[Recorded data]

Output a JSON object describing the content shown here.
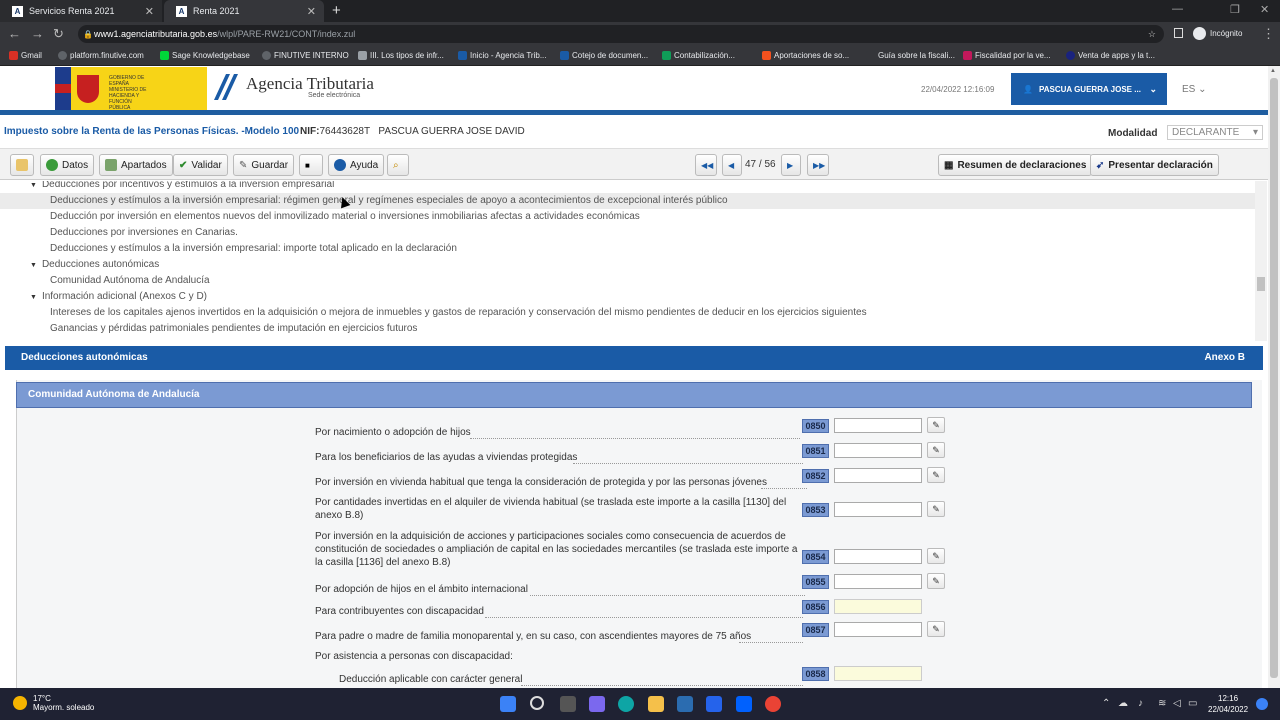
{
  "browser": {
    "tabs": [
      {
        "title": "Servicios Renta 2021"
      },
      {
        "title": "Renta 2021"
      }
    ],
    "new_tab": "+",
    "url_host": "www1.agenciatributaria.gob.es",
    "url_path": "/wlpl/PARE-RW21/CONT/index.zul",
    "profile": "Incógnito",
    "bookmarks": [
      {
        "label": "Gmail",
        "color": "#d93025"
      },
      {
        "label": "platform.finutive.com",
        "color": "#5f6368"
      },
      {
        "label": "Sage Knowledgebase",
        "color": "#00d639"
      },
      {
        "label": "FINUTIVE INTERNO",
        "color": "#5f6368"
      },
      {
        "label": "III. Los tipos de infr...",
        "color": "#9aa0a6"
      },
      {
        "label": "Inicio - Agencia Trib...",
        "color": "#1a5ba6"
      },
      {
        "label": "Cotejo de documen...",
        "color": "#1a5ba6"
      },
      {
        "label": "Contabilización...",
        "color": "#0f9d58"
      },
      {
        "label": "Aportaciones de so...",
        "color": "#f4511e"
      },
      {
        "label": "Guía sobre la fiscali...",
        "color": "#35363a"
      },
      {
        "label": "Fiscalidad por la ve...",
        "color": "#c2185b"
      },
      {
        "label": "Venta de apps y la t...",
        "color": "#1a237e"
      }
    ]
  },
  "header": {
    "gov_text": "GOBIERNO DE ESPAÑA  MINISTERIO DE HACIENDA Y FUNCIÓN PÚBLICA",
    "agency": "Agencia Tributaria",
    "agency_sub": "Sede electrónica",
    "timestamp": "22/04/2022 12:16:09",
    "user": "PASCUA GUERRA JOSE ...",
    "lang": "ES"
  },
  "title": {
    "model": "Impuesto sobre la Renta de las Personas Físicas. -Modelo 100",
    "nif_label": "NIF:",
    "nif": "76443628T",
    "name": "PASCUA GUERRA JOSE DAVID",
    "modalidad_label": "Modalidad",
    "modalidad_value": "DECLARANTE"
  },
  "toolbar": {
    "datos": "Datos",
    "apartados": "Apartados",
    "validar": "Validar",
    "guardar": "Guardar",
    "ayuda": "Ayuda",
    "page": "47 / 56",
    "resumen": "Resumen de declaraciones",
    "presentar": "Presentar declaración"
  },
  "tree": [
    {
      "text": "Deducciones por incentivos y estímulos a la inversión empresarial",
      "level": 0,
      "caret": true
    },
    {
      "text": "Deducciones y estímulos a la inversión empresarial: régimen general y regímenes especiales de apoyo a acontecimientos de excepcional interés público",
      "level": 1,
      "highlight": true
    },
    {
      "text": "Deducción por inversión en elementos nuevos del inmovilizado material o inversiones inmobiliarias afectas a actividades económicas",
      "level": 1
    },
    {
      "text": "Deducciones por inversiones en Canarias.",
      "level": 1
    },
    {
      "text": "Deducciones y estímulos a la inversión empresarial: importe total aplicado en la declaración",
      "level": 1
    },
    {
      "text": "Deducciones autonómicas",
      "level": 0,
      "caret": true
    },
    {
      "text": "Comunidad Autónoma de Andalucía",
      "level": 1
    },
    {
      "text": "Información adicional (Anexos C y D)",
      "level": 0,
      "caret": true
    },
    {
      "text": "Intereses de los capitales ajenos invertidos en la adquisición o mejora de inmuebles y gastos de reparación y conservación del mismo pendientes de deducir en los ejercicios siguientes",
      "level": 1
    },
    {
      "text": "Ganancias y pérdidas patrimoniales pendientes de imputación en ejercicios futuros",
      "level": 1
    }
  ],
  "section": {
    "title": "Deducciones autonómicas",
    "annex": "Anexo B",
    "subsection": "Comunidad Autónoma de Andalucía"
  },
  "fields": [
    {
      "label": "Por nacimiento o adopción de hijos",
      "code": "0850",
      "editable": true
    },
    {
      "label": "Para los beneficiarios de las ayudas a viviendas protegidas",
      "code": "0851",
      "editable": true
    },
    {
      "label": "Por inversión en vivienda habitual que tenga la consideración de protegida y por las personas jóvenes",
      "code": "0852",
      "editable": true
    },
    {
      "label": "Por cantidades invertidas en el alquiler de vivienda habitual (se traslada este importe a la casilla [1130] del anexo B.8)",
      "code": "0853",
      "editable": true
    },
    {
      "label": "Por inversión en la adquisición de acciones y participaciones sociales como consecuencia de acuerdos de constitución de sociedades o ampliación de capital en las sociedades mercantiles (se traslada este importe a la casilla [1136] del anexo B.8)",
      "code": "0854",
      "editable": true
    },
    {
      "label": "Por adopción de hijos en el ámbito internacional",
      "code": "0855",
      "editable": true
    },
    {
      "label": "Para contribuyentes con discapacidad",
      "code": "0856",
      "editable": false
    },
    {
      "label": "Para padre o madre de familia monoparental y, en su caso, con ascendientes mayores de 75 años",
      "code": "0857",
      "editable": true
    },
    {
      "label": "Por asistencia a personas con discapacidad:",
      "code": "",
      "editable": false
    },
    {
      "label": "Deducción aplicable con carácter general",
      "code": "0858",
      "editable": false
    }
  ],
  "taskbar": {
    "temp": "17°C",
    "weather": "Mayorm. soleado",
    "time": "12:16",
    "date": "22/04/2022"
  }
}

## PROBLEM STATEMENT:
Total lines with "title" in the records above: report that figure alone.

## RESPONSE:
4